Guadalupe, Arizona, a town of 5,000 on the east side of Phoenix, was the scene of a tragedy 21 years ago. A father of 6 children shot their mother and then turned the gun on himself, leaving the 6 children to live with their grandparents.
The tragedy began long before the murder-suicide, however. Alex abused his wife, Rose, and children for years. Rose tried many times to escape and this time was deadly. Three of the children witnessed the massacre and three saw their mother and father lying dead when they came home from school.
The local news carried the story as I was cooking dinner. This horrifying act happened 3 miles down the road from my house. The reporter was interviewing the grandmother who was in shock. It hit me that this woman needed help with her 6 grandchildren. At the time, as the director of a youth ministry program at my church, I was able to call on the youth and people of our parish to lend a hand. My friend Flo and I knocked on doors until we found the house that was the scene of the tragedy. We found that 18 children lived in the house with 5 adults. There was a great need for food, clothes, and hygiene supplies.
Our youth program raised money within 2 weeks and delivered needed items. I made regular trips to drop items off the house donated by our generous parish and each time the grandmother would greet me in tears. She would barely raise her head. Finally, after 6 months she looked at me and asked my name. From that moment we forged a friendship and she trusted that we would help the children.
Flight 33 is an after school program that began tutoring 12 children in the family affected by the tragedy. In our 21 years the program grew to 250 children meeting at the local Tribal center.
Over the years, we have had great successes with students graduating that might never have reached that goal. At the same time, we have seen more tragedies in the lives of the children. And even though we know many of the children’s stories, we are just scratching the surface. Many of these children are survivors. They go to school day after day and never complain. They come to the after school program with a smile and are greeted the same way.
Kindness and compassion are hallmarks of Flight 33. The kindness of our volunteers who spend hours tutoring, playing learning games, or just talking with the kids. The kindness of strangers who donate money, food, clothes, school supplies, snacks, hygiene items, and blankets. The kindness of the parents and grandparents, aunts and uncles, who are grateful and want to help. All go above and beyond to make life better for our students. Being kind takes inner strength and fortitude but carries a huge reward. Caring about others and showing them that they are valuable, helps us to care about and value ourselves.
Covid-19 has limited Flight 33’s contact with our students. The town was hit hard, and families lost loved ones. The hard-working people in the community have risen to serve their fellow towns people.
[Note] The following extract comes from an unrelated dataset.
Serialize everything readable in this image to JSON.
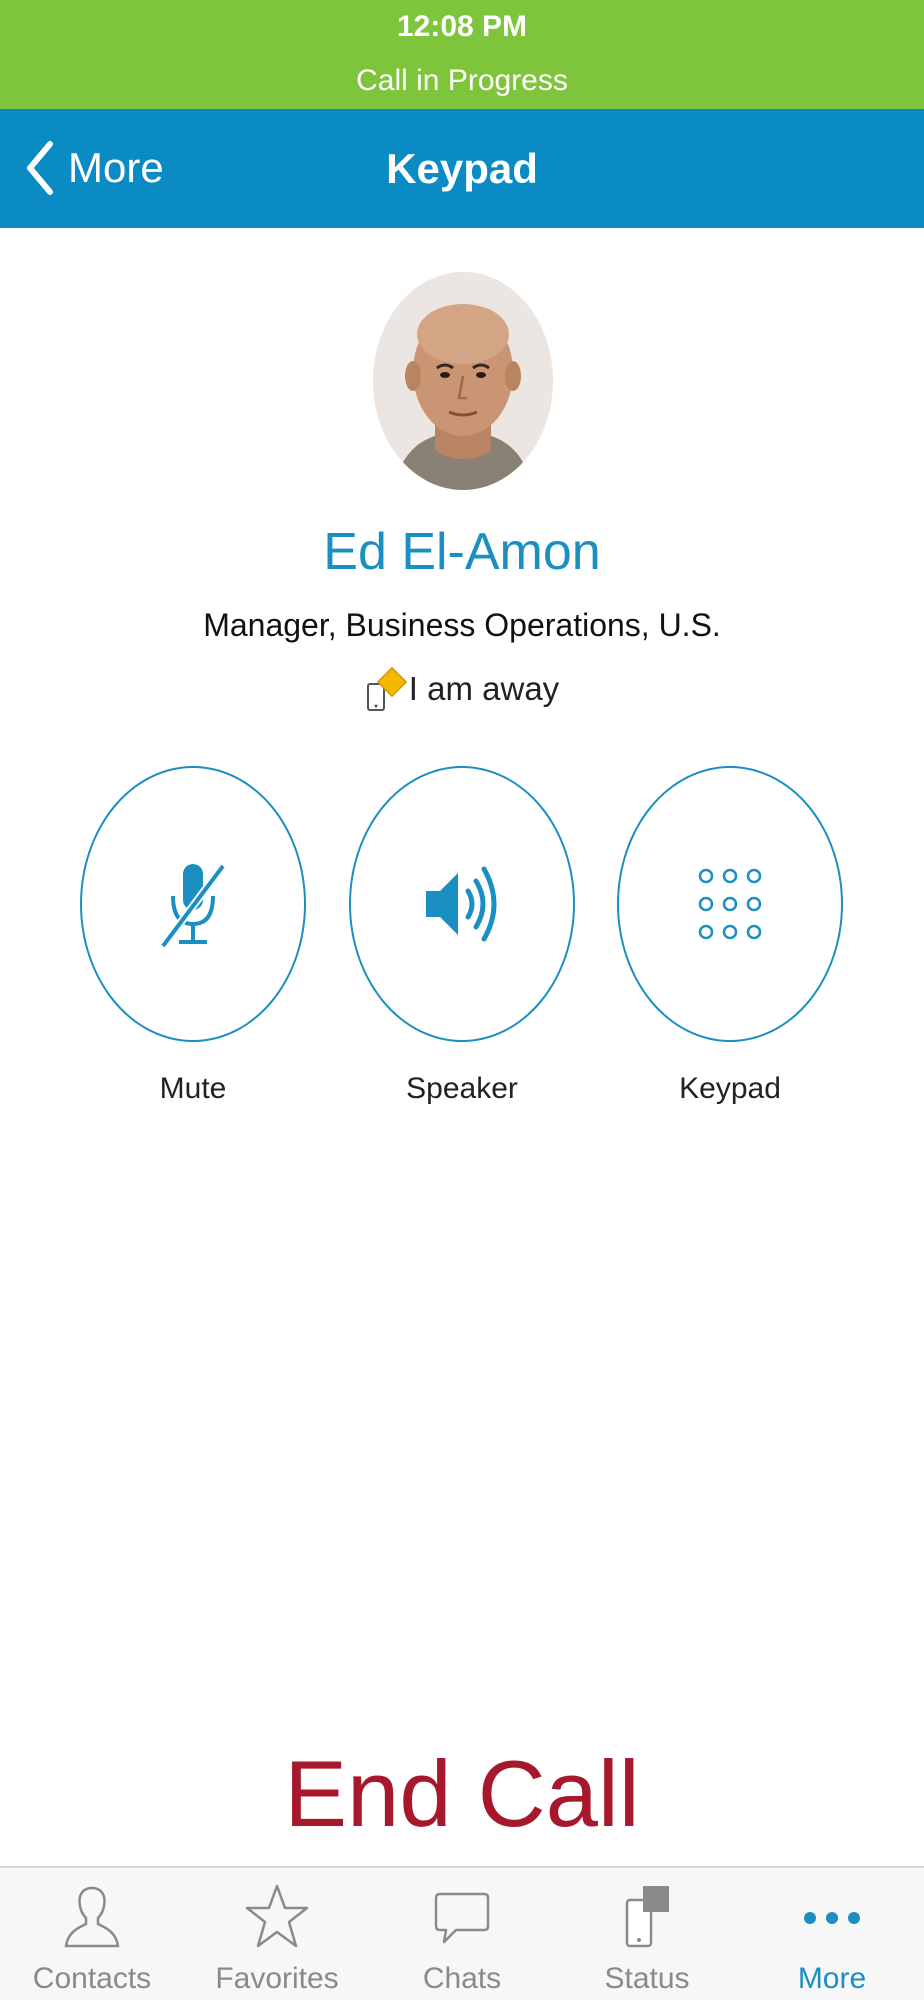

Flight 33 has been blessed to work alongside the people to help furnish needed supplies and provide learning activities for the children. There is no limit to what we can do when we work together to help others in need. The trauma continues and is forever present in the lives affected by devastating acts.
But, in the end... kindness has the power to transform these lives, giving hope and a reason to look to the future.
About the author:
Christine Puzauskas, a former teacher and youth minister, is the Founder/Director of Flight 33, Inc. a nonprofit that serves children in Guadalupe, AZ through education and basic needs assistance. Chris has a background in Education and began a youth ministry program in 1999, Flight, Freedom to Live the Truth. Flight 33 came out of that program. This nonprofit foundation is led by volunteers and has managed an after-school program for 21 years. Flight 33 currently collaborates with the Pascua Yaqui Tribe to hold the program in the local community center. Chris is married to John Puzauskas, a civil engineer. They have two daughters, Katie and Maggie, and 4 grandchildren with one more due any day.